[Opening TASK MATERIAL section]
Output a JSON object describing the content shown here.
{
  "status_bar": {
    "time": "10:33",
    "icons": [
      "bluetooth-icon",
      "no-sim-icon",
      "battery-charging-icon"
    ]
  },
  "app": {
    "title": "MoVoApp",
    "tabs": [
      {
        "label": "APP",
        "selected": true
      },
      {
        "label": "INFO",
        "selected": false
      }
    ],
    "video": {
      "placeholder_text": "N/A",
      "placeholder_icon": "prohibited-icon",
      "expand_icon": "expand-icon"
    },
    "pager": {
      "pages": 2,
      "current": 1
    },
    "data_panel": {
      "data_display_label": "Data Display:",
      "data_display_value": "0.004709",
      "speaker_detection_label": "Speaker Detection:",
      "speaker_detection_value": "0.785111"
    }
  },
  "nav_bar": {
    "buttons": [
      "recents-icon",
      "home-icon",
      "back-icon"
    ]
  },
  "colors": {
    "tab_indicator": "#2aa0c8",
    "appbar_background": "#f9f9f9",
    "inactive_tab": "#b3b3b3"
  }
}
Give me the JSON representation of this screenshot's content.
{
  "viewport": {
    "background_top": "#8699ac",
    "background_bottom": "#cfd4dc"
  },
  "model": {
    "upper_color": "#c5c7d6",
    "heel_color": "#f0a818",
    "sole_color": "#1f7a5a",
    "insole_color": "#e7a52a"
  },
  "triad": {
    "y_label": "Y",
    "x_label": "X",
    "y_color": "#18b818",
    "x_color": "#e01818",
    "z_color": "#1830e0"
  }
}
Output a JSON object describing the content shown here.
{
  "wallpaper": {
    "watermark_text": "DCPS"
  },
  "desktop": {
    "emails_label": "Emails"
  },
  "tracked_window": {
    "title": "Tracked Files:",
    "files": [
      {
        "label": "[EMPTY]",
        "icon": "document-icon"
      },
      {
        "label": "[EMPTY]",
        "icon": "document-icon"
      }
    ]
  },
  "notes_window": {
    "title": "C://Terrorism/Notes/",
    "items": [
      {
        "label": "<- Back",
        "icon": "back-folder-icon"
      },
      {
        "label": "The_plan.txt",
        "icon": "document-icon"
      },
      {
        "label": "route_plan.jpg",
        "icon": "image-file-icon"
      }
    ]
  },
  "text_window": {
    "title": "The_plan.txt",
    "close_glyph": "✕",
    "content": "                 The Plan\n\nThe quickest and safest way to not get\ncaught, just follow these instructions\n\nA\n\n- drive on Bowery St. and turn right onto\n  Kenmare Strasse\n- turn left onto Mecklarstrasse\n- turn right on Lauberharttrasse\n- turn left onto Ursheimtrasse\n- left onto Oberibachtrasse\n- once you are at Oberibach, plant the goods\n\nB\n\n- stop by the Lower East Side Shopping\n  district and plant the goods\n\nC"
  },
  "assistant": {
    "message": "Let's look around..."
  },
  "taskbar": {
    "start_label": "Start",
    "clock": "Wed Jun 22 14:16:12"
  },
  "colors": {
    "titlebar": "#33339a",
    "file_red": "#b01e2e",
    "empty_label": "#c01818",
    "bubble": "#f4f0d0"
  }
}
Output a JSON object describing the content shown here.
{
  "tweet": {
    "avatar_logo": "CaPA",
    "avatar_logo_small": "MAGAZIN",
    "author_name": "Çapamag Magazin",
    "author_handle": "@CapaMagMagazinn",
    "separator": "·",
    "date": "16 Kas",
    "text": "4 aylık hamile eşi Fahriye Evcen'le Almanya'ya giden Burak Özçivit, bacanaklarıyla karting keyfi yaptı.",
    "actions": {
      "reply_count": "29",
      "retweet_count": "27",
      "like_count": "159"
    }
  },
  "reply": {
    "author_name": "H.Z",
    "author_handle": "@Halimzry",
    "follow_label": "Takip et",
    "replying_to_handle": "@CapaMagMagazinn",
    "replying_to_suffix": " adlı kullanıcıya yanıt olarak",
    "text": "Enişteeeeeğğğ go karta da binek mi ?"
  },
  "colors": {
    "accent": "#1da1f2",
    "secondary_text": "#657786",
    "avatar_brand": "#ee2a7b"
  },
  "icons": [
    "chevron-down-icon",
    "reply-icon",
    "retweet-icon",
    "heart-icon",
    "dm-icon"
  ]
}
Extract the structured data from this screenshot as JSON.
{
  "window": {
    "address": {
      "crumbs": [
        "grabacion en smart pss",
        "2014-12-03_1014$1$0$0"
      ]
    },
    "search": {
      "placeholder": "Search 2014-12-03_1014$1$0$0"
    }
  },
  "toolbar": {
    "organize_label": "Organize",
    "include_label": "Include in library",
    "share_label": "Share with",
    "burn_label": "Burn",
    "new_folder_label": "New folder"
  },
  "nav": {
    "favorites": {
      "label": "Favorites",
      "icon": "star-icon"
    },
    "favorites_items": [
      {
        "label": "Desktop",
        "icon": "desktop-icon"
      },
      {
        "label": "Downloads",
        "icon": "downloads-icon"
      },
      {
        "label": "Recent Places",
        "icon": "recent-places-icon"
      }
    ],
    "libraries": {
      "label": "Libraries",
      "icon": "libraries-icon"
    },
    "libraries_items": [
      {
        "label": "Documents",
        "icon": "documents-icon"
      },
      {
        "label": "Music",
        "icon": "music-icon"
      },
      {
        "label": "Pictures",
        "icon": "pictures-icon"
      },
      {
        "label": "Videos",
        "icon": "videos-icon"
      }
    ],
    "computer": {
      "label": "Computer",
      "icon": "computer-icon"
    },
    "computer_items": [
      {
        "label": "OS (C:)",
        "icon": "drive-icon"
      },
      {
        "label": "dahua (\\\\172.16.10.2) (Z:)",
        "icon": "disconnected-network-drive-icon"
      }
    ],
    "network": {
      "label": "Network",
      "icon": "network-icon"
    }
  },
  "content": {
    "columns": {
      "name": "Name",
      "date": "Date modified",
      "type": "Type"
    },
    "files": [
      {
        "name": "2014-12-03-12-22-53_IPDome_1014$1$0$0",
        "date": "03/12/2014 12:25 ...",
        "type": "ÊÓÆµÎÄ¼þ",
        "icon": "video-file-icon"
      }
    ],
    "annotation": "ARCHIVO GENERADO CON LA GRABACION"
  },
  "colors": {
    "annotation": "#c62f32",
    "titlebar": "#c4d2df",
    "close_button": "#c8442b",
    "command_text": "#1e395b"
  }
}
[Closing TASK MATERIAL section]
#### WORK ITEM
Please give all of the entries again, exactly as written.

#### ANSWER TO THIS EXERCISE
Output a JSON object describing the content shown here.
{
  "status_bar": {
    "time": "10:33",
    "icons": [
      "bluetooth-icon",
      "no-sim-icon",
      "battery-charging-icon"
    ]
  },
  "app": {
    "title": "MoVoApp",
    "tabs": [
      {
        "label": "APP",
        "selected": true
      },
      {
        "label": "INFO",
        "selected": false
      }
    ],
    "video": {
      "placeholder_text": "N/A",
      "placeholder_icon": "prohibited-icon",
      "expand_icon": "expand-icon"
    },
    "pager": {
      "pages": 2,
      "current": 1
    },
    "data_panel": {
      "data_display_label": "Data Display:",
      "data_display_value": "0.004709",
      "speaker_detection_label": "Speaker Detection:",
      "speaker_detection_value": "0.785111"
    }
  },
  "nav_bar": {
    "buttons": [
      "recents-icon",
      "home-icon",
      "back-icon"
    ]
  },
  "colors": {
    "tab_indicator": "#2aa0c8",
    "appbar_background": "#f9f9f9",
    "inactive_tab": "#b3b3b3"
  }
}
Give me the JSON representation of this screenshot's content.
{
  "viewport": {
    "background_top": "#8699ac",
    "background_bottom": "#cfd4dc"
  },
  "model": {
    "upper_color": "#c5c7d6",
    "heel_color": "#f0a818",
    "sole_color": "#1f7a5a",
    "insole_color": "#e7a52a"
  },
  "triad": {
    "y_label": "Y",
    "x_label": "X",
    "y_color": "#18b818",
    "x_color": "#e01818",
    "z_color": "#1830e0"
  }
}
Output a JSON object describing the content shown here.
{
  "wallpaper": {
    "watermark_text": "DCPS"
  },
  "desktop": {
    "emails_label": "Emails"
  },
  "tracked_window": {
    "title": "Tracked Files:",
    "files": [
      {
        "label": "[EMPTY]",
        "icon": "document-icon"
      },
      {
        "label": "[EMPTY]",
        "icon": "document-icon"
      }
    ]
  },
  "notes_window": {
    "title": "C://Terrorism/Notes/",
    "items": [
      {
        "label": "<- Back",
        "icon": "back-folder-icon"
      },
      {
        "label": "The_plan.txt",
        "icon": "document-icon"
      },
      {
        "label": "route_plan.jpg",
        "icon": "image-file-icon"
      }
    ]
  },
  "text_window": {
    "title": "The_plan.txt",
    "close_glyph": "✕",
    "content": "                 The Plan\n\nThe quickest and safest way to not get\ncaught, just follow these instructions\n\nA\n\n- drive on Bowery St. and turn right onto\n  Kenmare Strasse\n- turn left onto Mecklarstrasse\n- turn right on Lauberharttrasse\n- turn left onto Ursheimtrasse\n- left onto Oberibachtrasse\n- once you are at Oberibach, plant the goods\n\nB\n\n- stop by the Lower East Side Shopping\n  district and plant the goods\n\nC"
  },
  "assistant": {
    "message": "Let's look around..."
  },
  "taskbar": {
    "start_label": "Start",
    "clock": "Wed Jun 22 14:16:12"
  },
  "colors": {
    "titlebar": "#33339a",
    "file_red": "#b01e2e",
    "empty_label": "#c01818",
    "bubble": "#f4f0d0"
  }
}
Output a JSON object describing the content shown here.
{
  "tweet": {
    "avatar_logo": "CaPA",
    "avatar_logo_small": "MAGAZIN",
    "author_name": "Çapamag Magazin",
    "author_handle": "@CapaMagMagazinn",
    "separator": "·",
    "date": "16 Kas",
    "text": "4 aylık hamile eşi Fahriye Evcen'le Almanya'ya giden Burak Özçivit, bacanaklarıyla karting keyfi yaptı.",
    "actions": {
      "reply_count": "29",
      "retweet_count": "27",
      "like_count": "159"
    }
  },
  "reply": {
    "author_name": "H.Z",
    "author_handle": "@Halimzry",
    "follow_label": "Takip et",
    "replying_to_handle": "@CapaMagMagazinn",
    "replying_to_suffix": " adlı kullanıcıya yanıt olarak",
    "text": "Enişteeeeeğğğ go karta da binek mi ?"
  },
  "colors": {
    "accent": "#1da1f2",
    "secondary_text": "#657786",
    "avatar_brand": "#ee2a7b"
  },
  "icons": [
    "chevron-down-icon",
    "reply-icon",
    "retweet-icon",
    "heart-icon",
    "dm-icon"
  ]
}
Extract the structured data from this screenshot as JSON.
{
  "window": {
    "address": {
      "crumbs": [
        "grabacion en smart pss",
        "2014-12-03_1014$1$0$0"
      ]
    },
    "search": {
      "placeholder": "Search 2014-12-03_1014$1$0$0"
    }
  },
  "toolbar": {
    "organize_label": "Organize",
    "include_label": "Include in library",
    "share_label": "Share with",
    "burn_label": "Burn",
    "new_folder_label": "New folder"
  },
  "nav": {
    "favorites": {
      "label": "Favorites",
      "icon": "star-icon"
    },
    "favorites_items": [
      {
        "label": "Desktop",
        "icon": "desktop-icon"
      },
      {
        "label": "Downloads",
        "icon": "downloads-icon"
      },
      {
        "label": "Recent Places",
        "icon": "recent-places-icon"
      }
    ],
    "libraries": {
      "label": "Libraries",
      "icon": "libraries-icon"
    },
    "libraries_items": [
      {
        "label": "Documents",
        "icon": "documents-icon"
      },
      {
        "label": "Music",
        "icon": "music-icon"
      },
      {
        "label": "Pictures",
        "icon": "pictures-icon"
      },
      {
        "label": "Videos",
        "icon": "videos-icon"
      }
    ],
    "computer": {
      "label": "Computer",
      "icon": "computer-icon"
    },
    "computer_items": [
      {
        "label": "OS (C:)",
        "icon": "drive-icon"
      },
      {
        "label": "dahua (\\\\172.16.10.2) (Z:)",
        "icon": "disconnected-network-drive-icon"
      }
    ],
    "network": {
      "label": "Network",
      "icon": "network-icon"
    }
  },
  "content": {
    "columns": {
      "name": "Name",
      "date": "Date modified",
      "type": "Type"
    },
    "files": [
      {
        "name": "2014-12-03-12-22-53_IPDome_1014$1$0$0",
        "date": "03/12/2014 12:25 ...",
        "type": "ÊÓÆµÎÄ¼þ",
        "icon": "video-file-icon"
      }
    ],
    "annotation": "ARCHIVO GENERADO CON LA GRABACION"
  },
  "colors": {
    "annotation": "#c62f32",
    "titlebar": "#c4d2df",
    "close_button": "#c8442b",
    "command_text": "#1e395b"
  }
}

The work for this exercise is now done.